“At current rates of production, by 2033 APRN supply will grow by 276,000 [full-time equivalents (FTEs)] and PA supply by nearly 138,000 FTEs,” the report states.
However, authors acknowledge there is scant evidence on what effect these numbers will have on demand for physicians.
The report points out that if underserved communities were able to access healthcare in numbers similar to those without barriers imposed by where they live or what insurance they have, demand could rise beyond the projections in this report by an additional 74,000 to 145,000 physicians.
Stemming the Shortages
The first step in addressing the shortage, Skorton said, is assuring a healthy physician pipeline to meet the demand for generations.
“One essential step that we believe Congress must take is to end the freeze that has been in place since 1997 that limits federal support for residency training of new physicians,” Skorton said.
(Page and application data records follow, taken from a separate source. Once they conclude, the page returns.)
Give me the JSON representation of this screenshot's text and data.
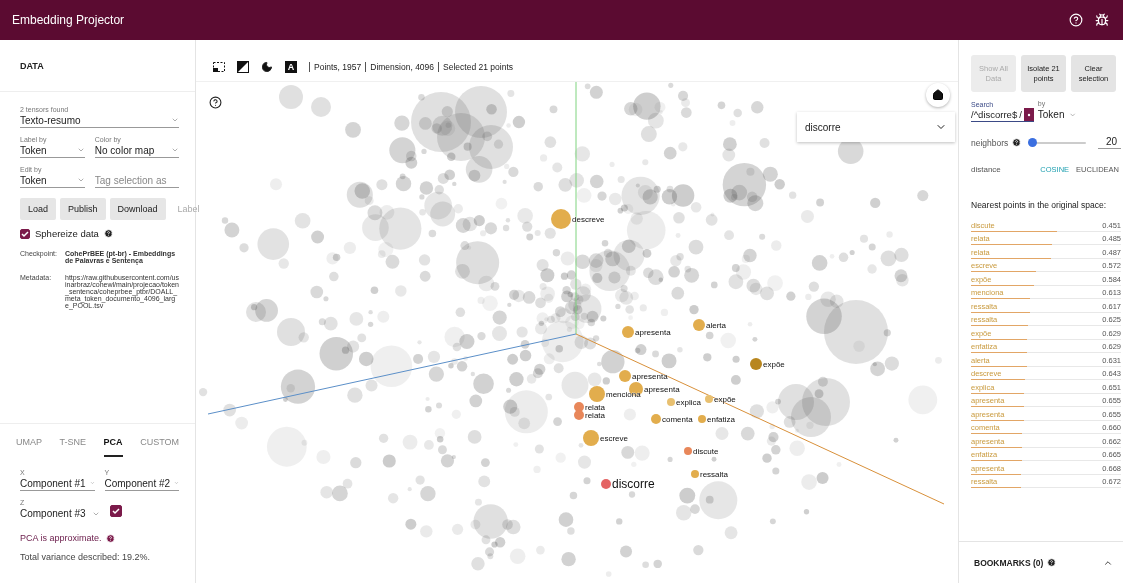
{
  "app_bar": {
    "title": "Embedding Projector"
  },
  "data_panel": {
    "title": "DATA",
    "tensors": {
      "label": "2 tensors found",
      "value": "Texto-resumo"
    },
    "label_by": {
      "label": "Label by",
      "value": "Token"
    },
    "color_by": {
      "label": "Color by",
      "value": "No color map"
    },
    "edit_by": {
      "label": "Edit by",
      "value": "Token"
    },
    "tag_field": {
      "placeholder": "Tag selection as"
    },
    "buttons": [
      {
        "label": "Load",
        "disabled": false
      },
      {
        "label": "Publish",
        "disabled": false
      },
      {
        "label": "Download",
        "disabled": false
      },
      {
        "label": "Label",
        "disabled": true
      }
    ],
    "sphereize": {
      "label": "Sphereize data",
      "checked": true
    },
    "info": [
      {
        "key": "Checkpoint:",
        "value": "CohePrBEE (pt-br) - Embeddings de Palavras e Sentença",
        "bold": true
      },
      {
        "key": "Metadata:",
        "value": "https://raw.githubusercontent.com/usinarbraz/cohewl/main/projecao/token_sentenca/coheprbee_ptbr/DOALL_meta_token_documento_4096_large_POOL.tsv",
        "bold": false
      }
    ]
  },
  "projection_panel": {
    "tabs": [
      {
        "label": "UMAP",
        "selected": false
      },
      {
        "label": "T-SNE",
        "selected": false
      },
      {
        "label": "PCA",
        "selected": true
      },
      {
        "label": "CUSTOM",
        "selected": false
      }
    ],
    "x": {
      "label": "X",
      "value": "Component #1"
    },
    "y": {
      "label": "Y",
      "value": "Component #2"
    },
    "z": {
      "label": "Z",
      "value": "Component #3",
      "checked": true
    },
    "note": "PCA is approximate.",
    "variance": "Total variance described: 19.2%."
  },
  "toolbar": {
    "label_toggle": "A",
    "stats": [
      "Points, 1957",
      "Dimension, 4096",
      "Selected 21 points"
    ]
  },
  "plot": {
    "selector": "discorre",
    "points": [
      {
        "label": "descreve",
        "color": "#e2ad4d",
        "selected": false
      },
      {
        "label": "apresenta",
        "color": "#e2ad4d",
        "selected": false
      },
      {
        "label": "alerta",
        "color": "#e2ad4d",
        "selected": false
      },
      {
        "label": "expõe",
        "color": "#b8861e",
        "selected": false
      },
      {
        "label": "apresenta",
        "color": "#e2ad4d",
        "selected": false
      },
      {
        "label": "apresenta",
        "color": "#e2ad4d",
        "selected": false
      },
      {
        "label": "menciona",
        "color": "#e2ad4d",
        "selected": false
      },
      {
        "label": "relata",
        "color": "#e8875a",
        "selected": false
      },
      {
        "label": "relata",
        "color": "#e8875a",
        "selected": false
      },
      {
        "label": "explica",
        "color": "#e8c070",
        "selected": false
      },
      {
        "label": "expõe",
        "color": "#e8c070",
        "selected": false
      },
      {
        "label": "comenta",
        "color": "#e2ad4d",
        "selected": false
      },
      {
        "label": "enfatiza",
        "color": "#e2ad4d",
        "selected": false
      },
      {
        "label": "escreve",
        "color": "#e2ad4d",
        "selected": false
      },
      {
        "label": "discute",
        "color": "#e8875a",
        "selected": false
      },
      {
        "label": "ressalta",
        "color": "#e2ad4d",
        "selected": false
      },
      {
        "label": "discorre",
        "color": "#e46464",
        "selected": true
      }
    ]
  },
  "inspector": {
    "buttons": [
      {
        "label": "Show All Data",
        "disabled": true
      },
      {
        "label": "Isolate 21 points",
        "disabled": false
      },
      {
        "label": "Clear selection",
        "disabled": false
      }
    ],
    "search": {
      "label": "Search",
      "value": "/^discorre$",
      "suffix": "/",
      "regex_on": true
    },
    "by": {
      "label": "by",
      "value": "Token"
    },
    "neighbors": {
      "label": "neighbors",
      "level": 0.05,
      "value": "20"
    },
    "distance": {
      "label": "distance",
      "options": [
        {
          "label": "COSINE",
          "selected": true
        },
        {
          "label": "EUCLIDEAN",
          "selected": false
        }
      ]
    },
    "nearest": {
      "title": "Nearest points in the original space:",
      "items": [
        {
          "label": "discute",
          "value": "0.451",
          "level": 0.57
        },
        {
          "label": "relata",
          "value": "0.485",
          "level": 0.54
        },
        {
          "label": "relata",
          "value": "0.487",
          "level": 0.53
        },
        {
          "label": "escreve",
          "value": "0.572",
          "level": 0.43
        },
        {
          "label": "expõe",
          "value": "0.584",
          "level": 0.42
        },
        {
          "label": "menciona",
          "value": "0.613",
          "level": 0.39
        },
        {
          "label": "ressalta",
          "value": "0.617",
          "level": 0.39
        },
        {
          "label": "ressalta",
          "value": "0.625",
          "level": 0.38
        },
        {
          "label": "expõe",
          "value": "0.629",
          "level": 0.37
        },
        {
          "label": "enfatiza",
          "value": "0.629",
          "level": 0.37
        },
        {
          "label": "alerta",
          "value": "0.631",
          "level": 0.37
        },
        {
          "label": "descreve",
          "value": "0.643",
          "level": 0.36
        },
        {
          "label": "explica",
          "value": "0.651",
          "level": 0.35
        },
        {
          "label": "apresenta",
          "value": "0.655",
          "level": 0.35
        },
        {
          "label": "apresenta",
          "value": "0.655",
          "level": 0.35
        },
        {
          "label": "comenta",
          "value": "0.660",
          "level": 0.34
        },
        {
          "label": "apresenta",
          "value": "0.662",
          "level": 0.34
        },
        {
          "label": "enfatiza",
          "value": "0.665",
          "level": 0.34
        },
        {
          "label": "apresenta",
          "value": "0.668",
          "level": 0.33
        },
        {
          "label": "ressalta",
          "value": "0.672",
          "level": 0.33
        }
      ]
    }
  },
  "bookmarks": {
    "title": "BOOKMARKS (0)"
  }
}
He noted that AAMC supports the bipartisan Resident Physician Shortage Reduction Act, introduced to Congress in 2019, which calls for an increase in Medicare support for 3000 new residency positions each year over the next 5 years.
However, additional steps are needed, including enabling advanced practice providers to play a greater role in increasing the healthcare workforce, Skorton said.
Pointing out some of the effects of physician shortages, Janis M. Orlowski, MD, chief health care officer for the AAMC, noted that high rates of maternal morbidity are partially linked to lack of adequate numbers of physicians in the US, and a lack of behavioral health specialists has exacerbated effects of the opioid epidemic.
Shortages are already evident in the current pandemic, she added, saying, “Today we see governors calling for retired physicians or physicians from other states to come and help battle the pandemic within their states.”
The report explains that long-term effects on physician numbers from the pandemic likely will include workforce exits because of COVID-19 deaths, early retirements from burnout, or a shift in interest in certain specialties.
Karen Fisher, JD, chief public policy officer for AAMC, said telehealth will also play an important role in bridging gaps in access to care and its importance has already been seen in this first wave of the pandemic.
She noted that temporary federal waivers have made it easier for those enrolled in Medicare, Medicaid, and the Children’s Health Insurance Program to receive telehealth services during the pandemic.
Expanding the access to telehealth permanently will be important in helping to fill gaps, Fisher said.
Skorton, Orlowski, and Fisher have disclosed no relevant financial relationships.
Marcia Frellick is a freelance journalist based in Chicago. She has previously written for the Chicago Tribune and Nurse.com and was an editor at the Chicago Sun-Times, The Cincinnati Enquirer, and the St. Cloud (Minnesota) Times. Follow her on Twitter at @mfrellick.